ACTIVITY:
Filter this data down to the lines that hold "Chart", and copy them.

PROVIDED DATA:
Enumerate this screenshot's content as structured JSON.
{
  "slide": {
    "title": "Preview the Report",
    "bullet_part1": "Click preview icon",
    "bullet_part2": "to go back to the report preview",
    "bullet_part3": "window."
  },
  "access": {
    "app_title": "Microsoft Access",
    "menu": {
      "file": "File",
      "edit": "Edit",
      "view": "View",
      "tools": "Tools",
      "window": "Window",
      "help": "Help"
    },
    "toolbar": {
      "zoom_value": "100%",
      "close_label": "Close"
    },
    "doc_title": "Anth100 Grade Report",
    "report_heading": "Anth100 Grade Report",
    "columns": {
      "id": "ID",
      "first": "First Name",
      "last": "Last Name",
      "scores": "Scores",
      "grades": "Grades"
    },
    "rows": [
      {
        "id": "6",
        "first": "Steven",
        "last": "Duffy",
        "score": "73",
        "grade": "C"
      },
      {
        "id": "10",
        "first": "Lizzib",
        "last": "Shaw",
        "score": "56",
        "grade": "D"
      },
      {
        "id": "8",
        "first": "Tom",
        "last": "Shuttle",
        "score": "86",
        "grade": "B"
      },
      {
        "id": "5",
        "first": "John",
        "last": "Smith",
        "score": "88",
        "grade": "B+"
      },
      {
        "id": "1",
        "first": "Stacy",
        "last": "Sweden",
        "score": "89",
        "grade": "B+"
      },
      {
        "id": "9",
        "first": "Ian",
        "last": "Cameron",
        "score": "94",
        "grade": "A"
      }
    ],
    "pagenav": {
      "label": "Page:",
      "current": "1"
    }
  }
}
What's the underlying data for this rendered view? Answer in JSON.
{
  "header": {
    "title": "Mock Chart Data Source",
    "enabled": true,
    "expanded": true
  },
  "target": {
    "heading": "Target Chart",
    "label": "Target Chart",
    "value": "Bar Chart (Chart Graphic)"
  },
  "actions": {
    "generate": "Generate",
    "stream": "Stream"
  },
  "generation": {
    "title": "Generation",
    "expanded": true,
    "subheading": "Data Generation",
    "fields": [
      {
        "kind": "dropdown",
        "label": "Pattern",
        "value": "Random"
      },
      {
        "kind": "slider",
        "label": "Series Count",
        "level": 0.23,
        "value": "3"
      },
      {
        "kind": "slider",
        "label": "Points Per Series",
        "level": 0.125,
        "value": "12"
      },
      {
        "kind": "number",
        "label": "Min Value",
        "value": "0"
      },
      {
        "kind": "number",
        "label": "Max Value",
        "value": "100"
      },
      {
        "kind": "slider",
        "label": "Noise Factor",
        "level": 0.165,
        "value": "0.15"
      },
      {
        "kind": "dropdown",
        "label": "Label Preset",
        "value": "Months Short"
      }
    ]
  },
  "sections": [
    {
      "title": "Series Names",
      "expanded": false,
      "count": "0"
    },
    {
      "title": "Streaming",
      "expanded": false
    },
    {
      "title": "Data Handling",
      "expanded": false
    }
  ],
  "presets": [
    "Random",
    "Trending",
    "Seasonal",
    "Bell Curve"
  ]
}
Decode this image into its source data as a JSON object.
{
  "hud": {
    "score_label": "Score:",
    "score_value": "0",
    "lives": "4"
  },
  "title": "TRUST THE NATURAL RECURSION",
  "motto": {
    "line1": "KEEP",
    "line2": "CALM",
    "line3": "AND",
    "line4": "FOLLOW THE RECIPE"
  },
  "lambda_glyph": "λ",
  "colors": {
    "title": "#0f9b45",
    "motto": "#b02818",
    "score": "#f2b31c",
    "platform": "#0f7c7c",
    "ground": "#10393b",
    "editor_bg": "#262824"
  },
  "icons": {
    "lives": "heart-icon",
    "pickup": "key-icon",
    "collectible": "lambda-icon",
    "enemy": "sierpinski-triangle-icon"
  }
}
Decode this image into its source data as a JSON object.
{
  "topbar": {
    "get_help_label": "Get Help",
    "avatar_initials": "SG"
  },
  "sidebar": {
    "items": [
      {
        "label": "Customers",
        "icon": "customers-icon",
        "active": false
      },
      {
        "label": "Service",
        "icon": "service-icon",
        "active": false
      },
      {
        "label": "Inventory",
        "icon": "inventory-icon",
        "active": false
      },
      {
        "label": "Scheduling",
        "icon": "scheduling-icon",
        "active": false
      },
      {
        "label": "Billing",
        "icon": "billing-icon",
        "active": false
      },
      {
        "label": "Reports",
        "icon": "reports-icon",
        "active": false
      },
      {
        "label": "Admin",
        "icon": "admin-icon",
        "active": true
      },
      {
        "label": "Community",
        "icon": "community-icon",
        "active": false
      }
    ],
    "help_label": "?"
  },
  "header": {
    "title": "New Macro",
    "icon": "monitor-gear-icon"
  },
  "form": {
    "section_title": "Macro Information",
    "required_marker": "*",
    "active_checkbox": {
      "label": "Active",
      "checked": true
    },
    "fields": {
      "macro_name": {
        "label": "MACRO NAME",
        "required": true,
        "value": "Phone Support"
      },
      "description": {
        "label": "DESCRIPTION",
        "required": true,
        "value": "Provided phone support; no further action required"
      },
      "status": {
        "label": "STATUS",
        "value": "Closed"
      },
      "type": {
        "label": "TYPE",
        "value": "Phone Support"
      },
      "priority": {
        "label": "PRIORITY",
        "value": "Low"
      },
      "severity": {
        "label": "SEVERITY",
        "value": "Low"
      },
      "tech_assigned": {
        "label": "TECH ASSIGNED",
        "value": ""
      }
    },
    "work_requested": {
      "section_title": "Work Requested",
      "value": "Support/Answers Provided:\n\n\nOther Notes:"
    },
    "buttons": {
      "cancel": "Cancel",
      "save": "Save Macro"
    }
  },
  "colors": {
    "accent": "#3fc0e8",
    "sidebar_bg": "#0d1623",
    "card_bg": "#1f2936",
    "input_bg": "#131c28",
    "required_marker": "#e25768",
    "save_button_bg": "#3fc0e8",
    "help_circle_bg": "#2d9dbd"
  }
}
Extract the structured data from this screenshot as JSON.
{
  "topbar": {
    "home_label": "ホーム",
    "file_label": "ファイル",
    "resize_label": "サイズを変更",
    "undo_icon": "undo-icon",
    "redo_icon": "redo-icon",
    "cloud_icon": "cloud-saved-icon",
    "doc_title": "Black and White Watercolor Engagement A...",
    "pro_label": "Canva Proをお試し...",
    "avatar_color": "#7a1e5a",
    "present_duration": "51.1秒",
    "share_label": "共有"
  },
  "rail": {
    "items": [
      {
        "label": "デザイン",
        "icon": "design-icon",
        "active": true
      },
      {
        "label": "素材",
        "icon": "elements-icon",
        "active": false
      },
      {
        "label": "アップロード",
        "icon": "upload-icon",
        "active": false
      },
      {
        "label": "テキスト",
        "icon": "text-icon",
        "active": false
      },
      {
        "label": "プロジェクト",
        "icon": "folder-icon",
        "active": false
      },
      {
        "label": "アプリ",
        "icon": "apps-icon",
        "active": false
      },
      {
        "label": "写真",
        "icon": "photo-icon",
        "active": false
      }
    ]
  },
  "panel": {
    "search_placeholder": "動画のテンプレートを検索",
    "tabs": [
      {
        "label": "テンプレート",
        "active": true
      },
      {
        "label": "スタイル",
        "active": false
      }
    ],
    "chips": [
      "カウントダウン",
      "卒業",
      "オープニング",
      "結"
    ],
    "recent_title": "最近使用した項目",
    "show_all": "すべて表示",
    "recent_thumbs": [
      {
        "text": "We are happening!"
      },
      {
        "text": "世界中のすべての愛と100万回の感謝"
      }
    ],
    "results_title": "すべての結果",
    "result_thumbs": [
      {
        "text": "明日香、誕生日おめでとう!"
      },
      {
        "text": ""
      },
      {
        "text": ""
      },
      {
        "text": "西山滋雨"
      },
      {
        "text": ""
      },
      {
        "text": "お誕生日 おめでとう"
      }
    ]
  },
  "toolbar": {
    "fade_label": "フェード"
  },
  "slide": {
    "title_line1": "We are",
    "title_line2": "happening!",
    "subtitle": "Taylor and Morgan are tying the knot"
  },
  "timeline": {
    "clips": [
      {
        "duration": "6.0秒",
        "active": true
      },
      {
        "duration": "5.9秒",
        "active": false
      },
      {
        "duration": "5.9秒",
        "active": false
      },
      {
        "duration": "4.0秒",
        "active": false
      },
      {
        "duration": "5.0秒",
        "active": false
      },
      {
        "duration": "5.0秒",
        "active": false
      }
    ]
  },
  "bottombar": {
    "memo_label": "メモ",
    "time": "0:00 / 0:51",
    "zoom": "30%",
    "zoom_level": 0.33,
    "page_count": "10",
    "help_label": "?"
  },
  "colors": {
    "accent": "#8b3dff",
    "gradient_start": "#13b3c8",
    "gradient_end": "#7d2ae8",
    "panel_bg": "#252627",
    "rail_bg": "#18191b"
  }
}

RESPONSE:
    "title": "Mock Chart Data Source",
    "heading": "Target Chart",
    "label": "Target Chart",
    "value": "Bar Chart (Chart Graphic)"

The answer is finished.